Two weeks ago, Staton threw out fresh bait: Her campaign reportedly leaked documents linking Woods to wheeler-dealer Barry Wolfson, the subject of a civil suit brought by the attorney general over Wolfson's handling of $360 million in public bond money loaned for apartment developments in the early Eighties.
When contacted by reporters, Wolfson claimed that Woods used extortion to obtain a settlement on a 1986 claim Woods had filed on behalf of his father. Woods had sued Wolfson for refusing to pay $360,000 for construction of a Mesa apartment complex built by Joe E. Woods Incorporated. (Wolfson contended in his counterclaim that the work was slipshod.)
Wolfson says Woods accused him of criminal fraud in connection with the bond money Wolfson had obtained from development agencies in Chandler, El Mirage, and South Tucson. (Wolfson said he would use the $360 million to build affordable housing, but instead invested it, earning $3 million in interest before returning it to bond authorities.)

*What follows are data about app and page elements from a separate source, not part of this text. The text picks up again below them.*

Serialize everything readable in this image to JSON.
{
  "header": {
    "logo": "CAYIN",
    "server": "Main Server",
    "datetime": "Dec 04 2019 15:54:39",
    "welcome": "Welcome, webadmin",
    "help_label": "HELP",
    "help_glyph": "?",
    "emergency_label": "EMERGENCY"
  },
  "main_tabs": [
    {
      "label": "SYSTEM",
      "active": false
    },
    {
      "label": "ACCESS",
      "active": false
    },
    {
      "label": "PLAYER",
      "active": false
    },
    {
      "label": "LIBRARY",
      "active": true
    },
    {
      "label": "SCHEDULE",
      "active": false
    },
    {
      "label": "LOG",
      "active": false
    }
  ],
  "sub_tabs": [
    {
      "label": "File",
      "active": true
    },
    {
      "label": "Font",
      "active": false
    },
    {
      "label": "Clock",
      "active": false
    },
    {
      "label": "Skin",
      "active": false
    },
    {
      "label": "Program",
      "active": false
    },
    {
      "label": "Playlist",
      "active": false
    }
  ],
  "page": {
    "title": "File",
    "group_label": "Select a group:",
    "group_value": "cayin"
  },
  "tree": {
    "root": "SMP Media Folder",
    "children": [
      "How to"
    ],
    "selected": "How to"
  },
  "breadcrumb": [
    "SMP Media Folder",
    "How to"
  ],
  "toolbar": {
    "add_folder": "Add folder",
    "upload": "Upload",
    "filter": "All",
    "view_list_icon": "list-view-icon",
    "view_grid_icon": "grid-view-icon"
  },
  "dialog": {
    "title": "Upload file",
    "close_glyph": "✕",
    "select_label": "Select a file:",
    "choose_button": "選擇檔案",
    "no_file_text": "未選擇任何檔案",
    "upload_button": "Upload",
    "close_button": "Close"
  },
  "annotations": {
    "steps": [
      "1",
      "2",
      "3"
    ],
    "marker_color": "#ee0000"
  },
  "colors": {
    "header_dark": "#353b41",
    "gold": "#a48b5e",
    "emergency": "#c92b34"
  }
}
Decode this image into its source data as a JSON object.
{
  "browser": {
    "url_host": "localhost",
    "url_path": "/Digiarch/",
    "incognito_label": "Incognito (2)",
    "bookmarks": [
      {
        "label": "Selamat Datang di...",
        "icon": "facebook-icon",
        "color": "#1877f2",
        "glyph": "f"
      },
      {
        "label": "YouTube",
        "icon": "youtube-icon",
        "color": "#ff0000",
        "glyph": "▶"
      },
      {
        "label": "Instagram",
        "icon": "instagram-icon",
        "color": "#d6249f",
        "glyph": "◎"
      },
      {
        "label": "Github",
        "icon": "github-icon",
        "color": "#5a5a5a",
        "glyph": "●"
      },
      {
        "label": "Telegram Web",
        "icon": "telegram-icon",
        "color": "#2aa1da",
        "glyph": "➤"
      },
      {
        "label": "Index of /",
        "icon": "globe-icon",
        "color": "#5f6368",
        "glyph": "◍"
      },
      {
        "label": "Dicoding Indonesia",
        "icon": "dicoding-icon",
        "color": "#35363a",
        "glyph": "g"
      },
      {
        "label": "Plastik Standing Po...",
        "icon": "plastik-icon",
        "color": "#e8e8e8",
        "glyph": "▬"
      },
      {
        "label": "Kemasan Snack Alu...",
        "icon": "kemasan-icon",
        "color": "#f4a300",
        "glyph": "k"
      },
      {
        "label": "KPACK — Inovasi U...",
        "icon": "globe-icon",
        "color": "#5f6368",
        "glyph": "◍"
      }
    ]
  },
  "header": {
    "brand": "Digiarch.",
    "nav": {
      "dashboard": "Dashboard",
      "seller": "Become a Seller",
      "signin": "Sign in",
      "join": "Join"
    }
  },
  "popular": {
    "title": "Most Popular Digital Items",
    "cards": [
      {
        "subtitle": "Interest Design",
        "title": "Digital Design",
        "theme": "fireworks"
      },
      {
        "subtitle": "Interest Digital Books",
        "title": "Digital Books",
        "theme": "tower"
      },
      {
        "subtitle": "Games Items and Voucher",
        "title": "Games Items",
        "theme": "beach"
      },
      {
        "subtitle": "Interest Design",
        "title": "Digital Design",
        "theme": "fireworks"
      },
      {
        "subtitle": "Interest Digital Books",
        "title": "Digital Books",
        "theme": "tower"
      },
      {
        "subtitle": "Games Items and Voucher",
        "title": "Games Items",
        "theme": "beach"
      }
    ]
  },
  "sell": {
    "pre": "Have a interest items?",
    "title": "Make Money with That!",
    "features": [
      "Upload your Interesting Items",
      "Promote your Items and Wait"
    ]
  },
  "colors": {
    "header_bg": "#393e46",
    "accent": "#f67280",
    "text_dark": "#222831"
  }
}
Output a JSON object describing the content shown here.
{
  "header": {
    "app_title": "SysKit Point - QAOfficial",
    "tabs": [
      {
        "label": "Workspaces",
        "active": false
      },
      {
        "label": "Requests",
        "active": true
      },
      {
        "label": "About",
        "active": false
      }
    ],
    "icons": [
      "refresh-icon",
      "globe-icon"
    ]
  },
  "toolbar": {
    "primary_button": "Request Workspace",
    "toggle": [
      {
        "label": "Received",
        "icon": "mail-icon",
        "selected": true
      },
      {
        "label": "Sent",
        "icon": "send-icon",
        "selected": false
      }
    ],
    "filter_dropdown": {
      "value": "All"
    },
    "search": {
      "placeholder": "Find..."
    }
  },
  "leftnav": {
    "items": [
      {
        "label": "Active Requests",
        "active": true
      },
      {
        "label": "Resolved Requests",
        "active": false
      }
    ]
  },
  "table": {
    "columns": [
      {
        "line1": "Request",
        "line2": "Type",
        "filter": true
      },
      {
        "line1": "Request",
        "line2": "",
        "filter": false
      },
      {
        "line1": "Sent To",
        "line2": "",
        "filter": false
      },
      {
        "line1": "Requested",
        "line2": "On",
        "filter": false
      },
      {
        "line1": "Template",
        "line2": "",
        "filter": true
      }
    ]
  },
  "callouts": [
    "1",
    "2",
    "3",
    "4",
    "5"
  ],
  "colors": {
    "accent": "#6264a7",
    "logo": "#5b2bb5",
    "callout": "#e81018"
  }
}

Wolfson alleges that Woods threatened to tip off the attorney general unless Wolfson paid off the debt to Woods' father. Shortly thereafter, Wolfson paid Joe Woods $175,000 to settle the claim. (Wolfson was already under investigation by the state, which later filed suit to recover his profits from the arbitrage scheme, says Attorney General Bob Corbin.)
Woods dismisses Wolfson's accusation, saying he had done nothing unethical. And Wolfson's own attorney in the suit, Phoenix lawyer David Van Engelhoven, issued a contradiction as sweet as anything Woods' mother could have dreamed up: "We didn't feel then, and we don't feel now, that Grant Woods did anything unethical," Van Engelhoven says. "Mr. Woods did nothing that affected his honesty, trustworthiness or his fitness to practice law."
Staton has denied knowledge of the Woods suit against Wolfson, and said Wolfson's extortion claim came as a surprise--a position she maintained even after news accounts identified her campaign as the source of the original story linking Wolfson and Woods.
But David Eisenstein last week revealed that the extortion story was up for grabs as early as the primary, when Wolfson offered it to him. The only problem with it, he says, was that any competent attorney could discern that Wolfson's claim was bogus in fewer than five minutes.
It took the state attorney general a lot longer than that to dispose of the allegation. Nearly a week into the election's final stretch elapsed before Corbin announced that he had found no basis to the charge. (Corbin, whose hand-picked successor Steve Twist was narrowly defeated by Woods in the primary, was denied a federal judgeship because of the influence of Senator John McCain, Woods' political mentor.)
Polls taken in the interim reflect the confusion sown among voters, and the percentage backing Woods dropped from 40 to 32. At the same time, the proportion of people still undecided has actually increased, rather than decreasing as is usual toward the end of a campaign.
Despite Corbin's exoneration of Woods and the lack of substance in other claims against the Republican candidate for attorney general, supporters predict his political enemies will make at least one more attempt to smear his name before next Tuesday. "We don't know what it will be, but we're all certain Georgia will make one more big effort to discredit Grant," Joe Woods says.
Chris: we may need an extra inch or two on last page of this story for an addition. If so, it will come Monday.
Each time Woods begins to build a substantial lead in the polls, another face from his past surfaces to hurl crippling allegations.
"Grant never had any involvement with Mario Renda," Hart says.
Staton remains one of the most unpopular figures in a race this year.
Wolfson alleges that Woods threatened to tip off the attorney general unless Wolfson paid off the debt to Woods' father.
Supporters predict Woods' political enemies will make at least one more attempt to smear his name before next Tuesday.